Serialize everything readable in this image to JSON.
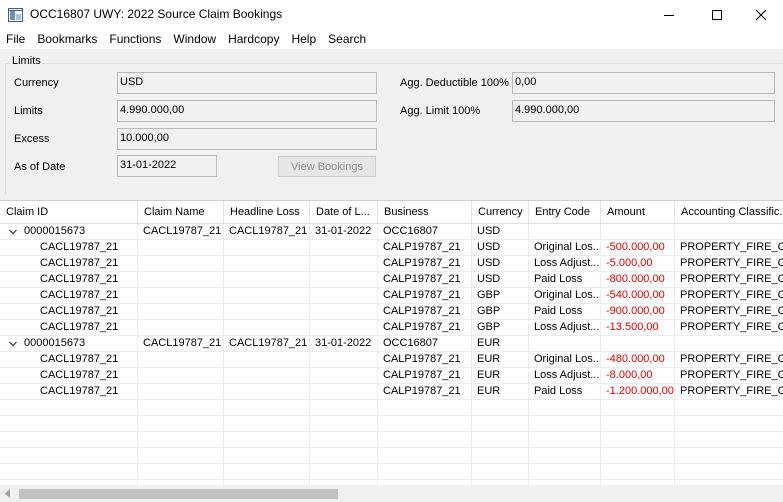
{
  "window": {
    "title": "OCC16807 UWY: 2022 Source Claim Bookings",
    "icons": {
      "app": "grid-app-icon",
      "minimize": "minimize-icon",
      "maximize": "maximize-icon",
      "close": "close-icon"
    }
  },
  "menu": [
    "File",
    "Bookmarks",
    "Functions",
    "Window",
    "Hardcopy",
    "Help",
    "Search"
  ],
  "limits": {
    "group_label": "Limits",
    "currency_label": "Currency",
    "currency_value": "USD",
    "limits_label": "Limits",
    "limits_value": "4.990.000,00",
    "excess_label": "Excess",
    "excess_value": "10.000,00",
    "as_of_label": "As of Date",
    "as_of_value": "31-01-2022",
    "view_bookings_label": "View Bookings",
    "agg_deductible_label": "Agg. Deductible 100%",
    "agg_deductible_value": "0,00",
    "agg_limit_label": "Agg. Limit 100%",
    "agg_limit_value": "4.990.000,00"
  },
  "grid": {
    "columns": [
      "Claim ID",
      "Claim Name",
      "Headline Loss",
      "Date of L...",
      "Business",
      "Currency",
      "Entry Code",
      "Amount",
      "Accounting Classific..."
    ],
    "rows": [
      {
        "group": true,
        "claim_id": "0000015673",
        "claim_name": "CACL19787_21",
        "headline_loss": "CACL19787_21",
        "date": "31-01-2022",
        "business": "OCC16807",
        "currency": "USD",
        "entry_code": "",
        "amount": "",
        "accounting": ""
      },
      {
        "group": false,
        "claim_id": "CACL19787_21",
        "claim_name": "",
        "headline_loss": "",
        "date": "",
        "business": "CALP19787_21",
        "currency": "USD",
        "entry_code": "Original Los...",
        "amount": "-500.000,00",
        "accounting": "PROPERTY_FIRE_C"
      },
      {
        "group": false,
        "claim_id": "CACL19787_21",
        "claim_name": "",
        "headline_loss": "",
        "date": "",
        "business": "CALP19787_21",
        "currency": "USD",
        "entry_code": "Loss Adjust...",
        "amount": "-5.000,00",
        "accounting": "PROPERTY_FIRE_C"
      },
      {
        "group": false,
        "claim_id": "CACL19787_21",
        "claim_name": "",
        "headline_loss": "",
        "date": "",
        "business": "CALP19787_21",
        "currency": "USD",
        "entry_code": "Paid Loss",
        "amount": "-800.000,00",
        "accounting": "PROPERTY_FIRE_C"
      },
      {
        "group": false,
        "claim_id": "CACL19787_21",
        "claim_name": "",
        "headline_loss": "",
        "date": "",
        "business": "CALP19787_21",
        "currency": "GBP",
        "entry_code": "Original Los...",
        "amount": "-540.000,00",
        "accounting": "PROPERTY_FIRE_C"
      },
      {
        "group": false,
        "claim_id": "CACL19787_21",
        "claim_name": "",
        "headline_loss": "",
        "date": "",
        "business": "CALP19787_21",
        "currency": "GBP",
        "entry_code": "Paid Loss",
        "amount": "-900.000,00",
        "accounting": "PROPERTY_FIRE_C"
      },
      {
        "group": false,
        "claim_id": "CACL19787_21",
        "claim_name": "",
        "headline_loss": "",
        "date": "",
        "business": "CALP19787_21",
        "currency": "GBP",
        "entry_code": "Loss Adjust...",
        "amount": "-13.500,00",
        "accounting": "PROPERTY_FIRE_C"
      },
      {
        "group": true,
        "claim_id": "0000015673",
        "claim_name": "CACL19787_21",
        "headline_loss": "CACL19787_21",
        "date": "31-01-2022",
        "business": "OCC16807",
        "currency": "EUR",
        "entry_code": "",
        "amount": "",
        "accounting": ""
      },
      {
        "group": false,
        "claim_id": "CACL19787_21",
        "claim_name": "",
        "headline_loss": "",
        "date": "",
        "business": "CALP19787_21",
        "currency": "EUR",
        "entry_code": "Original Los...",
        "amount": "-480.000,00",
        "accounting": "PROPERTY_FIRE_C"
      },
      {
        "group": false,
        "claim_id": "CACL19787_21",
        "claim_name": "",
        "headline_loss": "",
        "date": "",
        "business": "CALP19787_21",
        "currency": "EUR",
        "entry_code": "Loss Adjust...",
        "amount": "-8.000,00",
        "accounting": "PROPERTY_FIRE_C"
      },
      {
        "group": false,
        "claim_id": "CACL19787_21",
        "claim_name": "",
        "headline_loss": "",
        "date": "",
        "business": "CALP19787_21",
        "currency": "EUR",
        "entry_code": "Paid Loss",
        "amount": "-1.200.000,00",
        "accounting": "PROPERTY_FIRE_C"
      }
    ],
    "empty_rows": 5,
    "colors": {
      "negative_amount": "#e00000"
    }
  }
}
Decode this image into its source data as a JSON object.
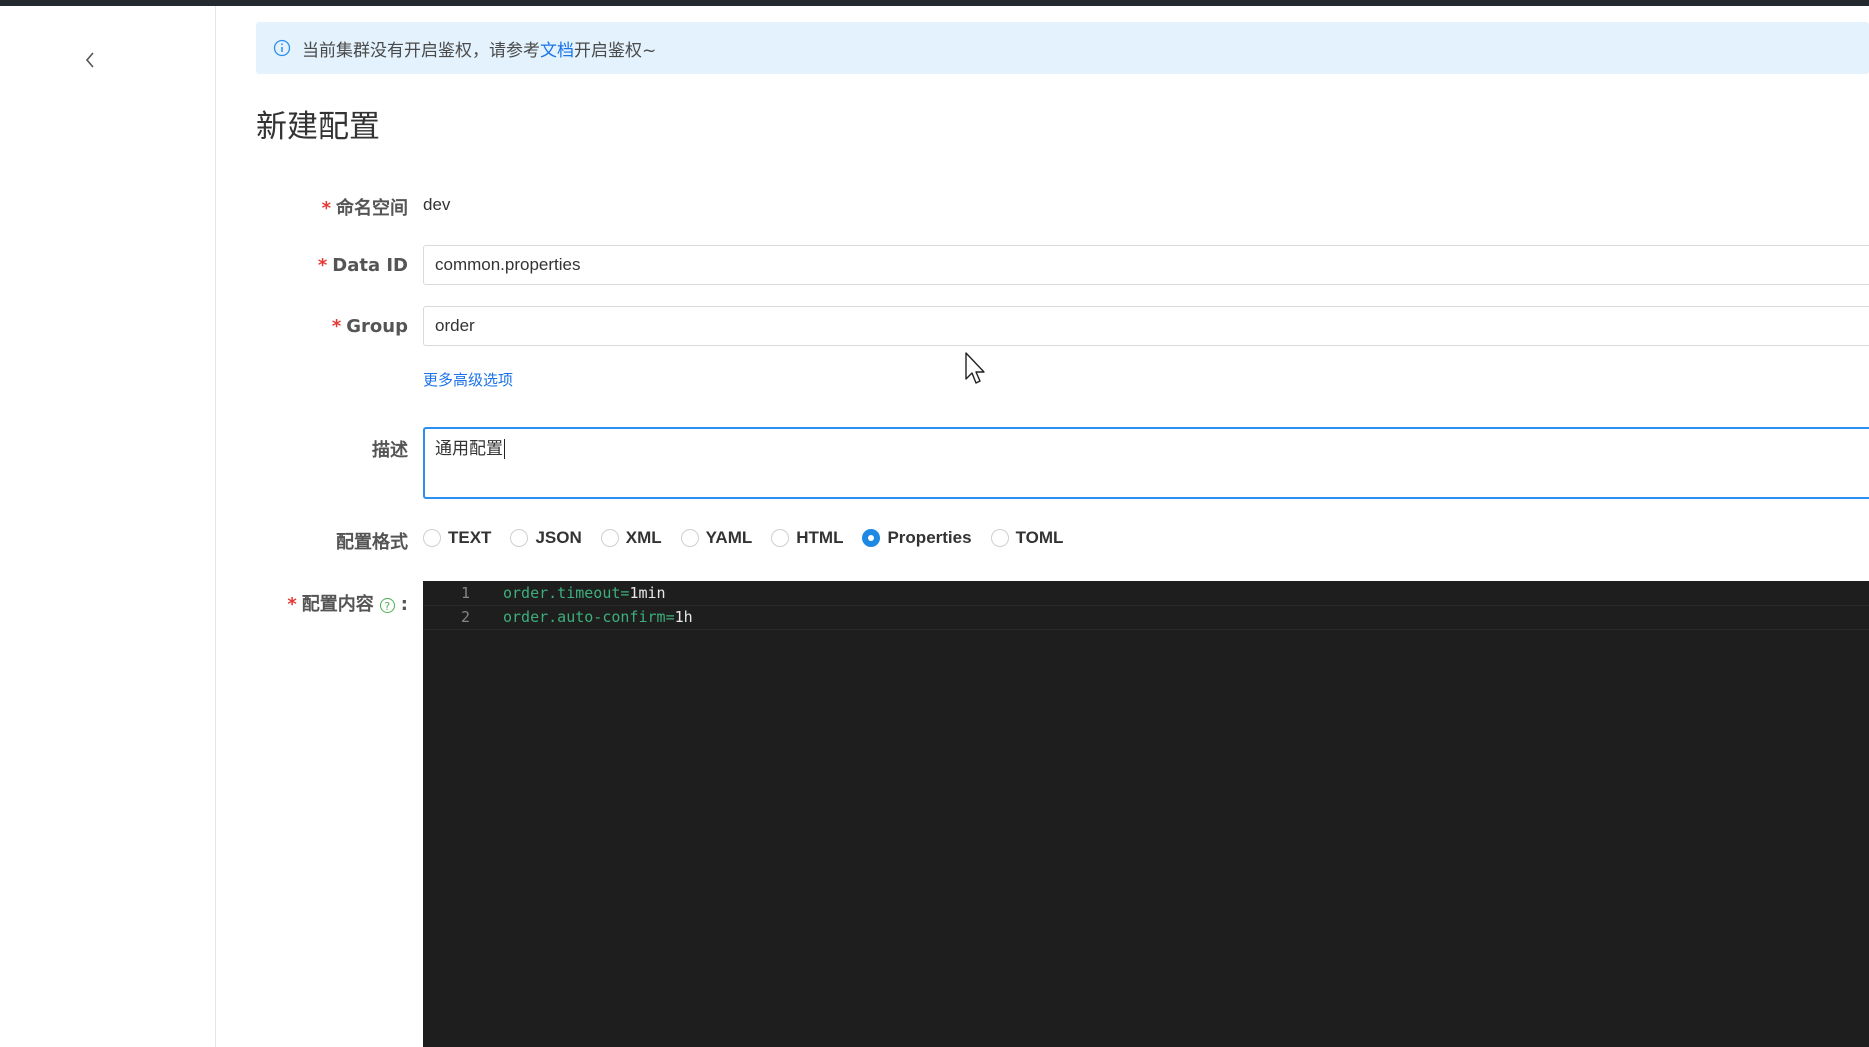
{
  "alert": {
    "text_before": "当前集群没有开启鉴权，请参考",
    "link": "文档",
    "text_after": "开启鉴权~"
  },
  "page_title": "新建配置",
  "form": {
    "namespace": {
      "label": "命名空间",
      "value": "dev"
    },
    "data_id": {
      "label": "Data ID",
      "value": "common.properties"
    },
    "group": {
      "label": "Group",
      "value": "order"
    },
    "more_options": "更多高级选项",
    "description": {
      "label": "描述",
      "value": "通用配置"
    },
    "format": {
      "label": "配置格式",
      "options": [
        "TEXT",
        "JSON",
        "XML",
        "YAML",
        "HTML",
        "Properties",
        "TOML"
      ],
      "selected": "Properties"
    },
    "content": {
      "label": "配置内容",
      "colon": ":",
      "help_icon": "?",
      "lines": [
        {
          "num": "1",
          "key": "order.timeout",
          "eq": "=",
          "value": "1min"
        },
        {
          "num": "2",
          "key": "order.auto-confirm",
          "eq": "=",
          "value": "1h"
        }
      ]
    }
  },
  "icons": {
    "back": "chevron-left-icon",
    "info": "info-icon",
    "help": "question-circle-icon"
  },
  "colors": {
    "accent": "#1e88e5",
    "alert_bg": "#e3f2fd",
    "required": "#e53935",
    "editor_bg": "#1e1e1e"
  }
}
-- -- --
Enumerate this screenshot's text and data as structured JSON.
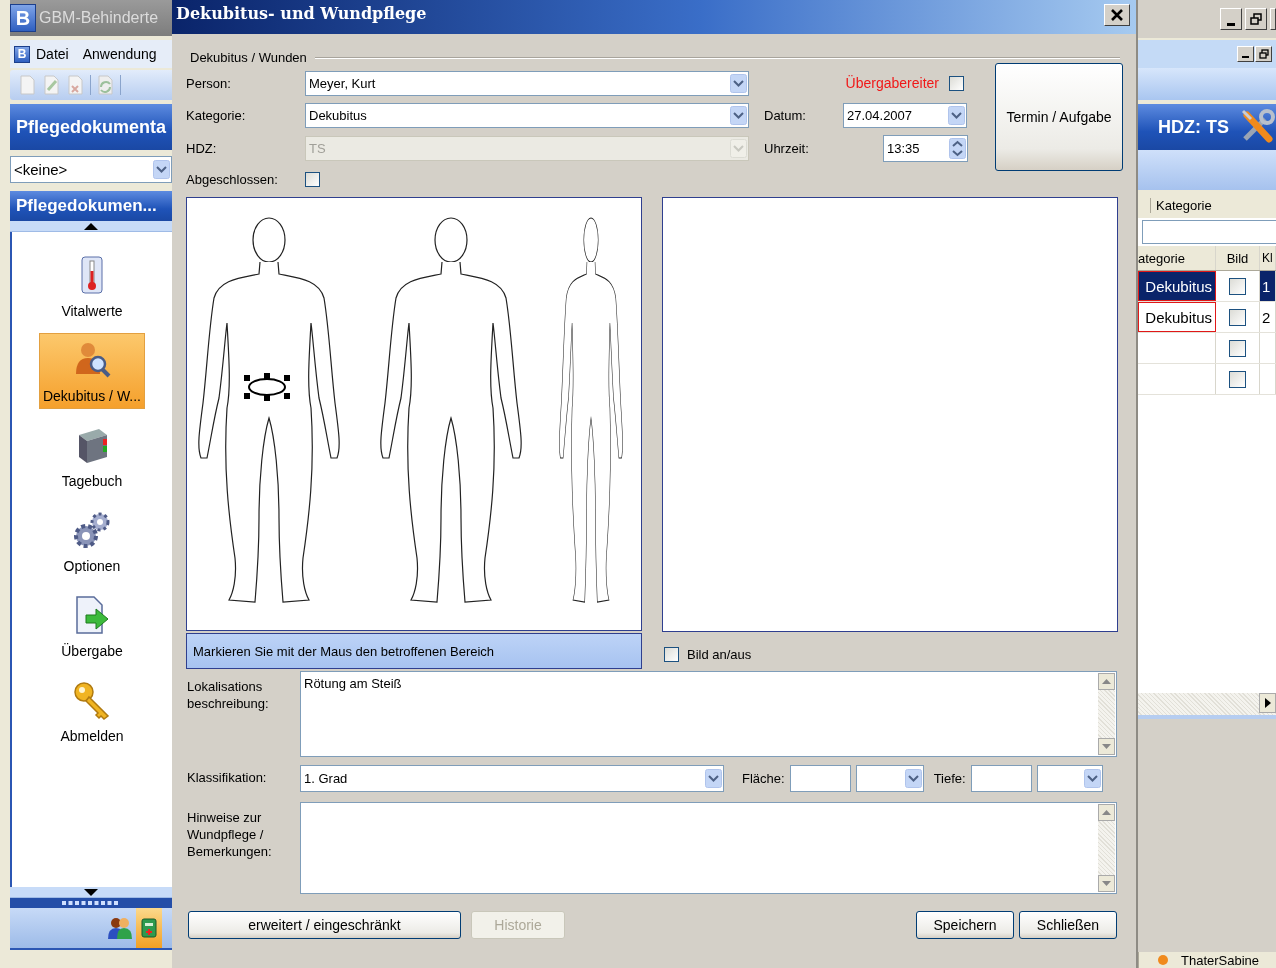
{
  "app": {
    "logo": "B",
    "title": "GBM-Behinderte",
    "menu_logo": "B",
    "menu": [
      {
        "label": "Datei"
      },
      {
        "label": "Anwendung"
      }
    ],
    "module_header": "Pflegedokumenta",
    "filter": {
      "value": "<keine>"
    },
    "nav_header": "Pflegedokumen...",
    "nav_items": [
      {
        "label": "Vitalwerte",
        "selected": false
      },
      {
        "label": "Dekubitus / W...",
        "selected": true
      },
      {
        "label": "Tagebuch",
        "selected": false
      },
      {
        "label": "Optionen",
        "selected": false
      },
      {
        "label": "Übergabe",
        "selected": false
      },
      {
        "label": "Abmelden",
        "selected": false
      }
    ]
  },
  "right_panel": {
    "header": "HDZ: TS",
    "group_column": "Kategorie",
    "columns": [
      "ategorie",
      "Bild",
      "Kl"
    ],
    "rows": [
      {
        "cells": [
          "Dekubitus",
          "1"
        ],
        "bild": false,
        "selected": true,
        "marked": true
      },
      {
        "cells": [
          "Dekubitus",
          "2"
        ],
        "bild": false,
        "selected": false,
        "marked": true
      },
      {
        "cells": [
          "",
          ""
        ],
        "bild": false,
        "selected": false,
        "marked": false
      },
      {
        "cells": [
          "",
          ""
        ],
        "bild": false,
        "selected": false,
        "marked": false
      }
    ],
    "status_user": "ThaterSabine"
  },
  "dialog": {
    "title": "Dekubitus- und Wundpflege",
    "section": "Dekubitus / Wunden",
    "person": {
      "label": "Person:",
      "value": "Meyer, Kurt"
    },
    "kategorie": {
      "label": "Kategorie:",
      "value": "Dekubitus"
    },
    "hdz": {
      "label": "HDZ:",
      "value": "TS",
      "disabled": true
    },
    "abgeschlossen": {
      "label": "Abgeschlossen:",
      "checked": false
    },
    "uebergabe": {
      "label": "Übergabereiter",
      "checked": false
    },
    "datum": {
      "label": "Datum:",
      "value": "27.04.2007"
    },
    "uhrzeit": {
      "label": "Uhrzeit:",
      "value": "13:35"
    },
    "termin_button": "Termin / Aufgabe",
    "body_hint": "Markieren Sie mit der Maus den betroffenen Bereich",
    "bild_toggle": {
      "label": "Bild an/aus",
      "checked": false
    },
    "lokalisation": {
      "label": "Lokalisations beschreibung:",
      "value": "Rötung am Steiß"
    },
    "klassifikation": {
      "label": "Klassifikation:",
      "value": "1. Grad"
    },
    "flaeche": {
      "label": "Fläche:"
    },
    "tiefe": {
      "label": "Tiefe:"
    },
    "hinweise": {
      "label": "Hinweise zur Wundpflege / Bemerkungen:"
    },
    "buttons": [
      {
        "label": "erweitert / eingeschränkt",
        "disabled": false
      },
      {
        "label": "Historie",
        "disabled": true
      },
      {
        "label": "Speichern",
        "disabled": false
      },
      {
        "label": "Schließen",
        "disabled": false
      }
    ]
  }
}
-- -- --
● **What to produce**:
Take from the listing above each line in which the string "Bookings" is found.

● **Reply**:
    "title": "OCC16807 UWY: 2022 Source Claim Bookings",
    "view_bookings_label": "View Bookings",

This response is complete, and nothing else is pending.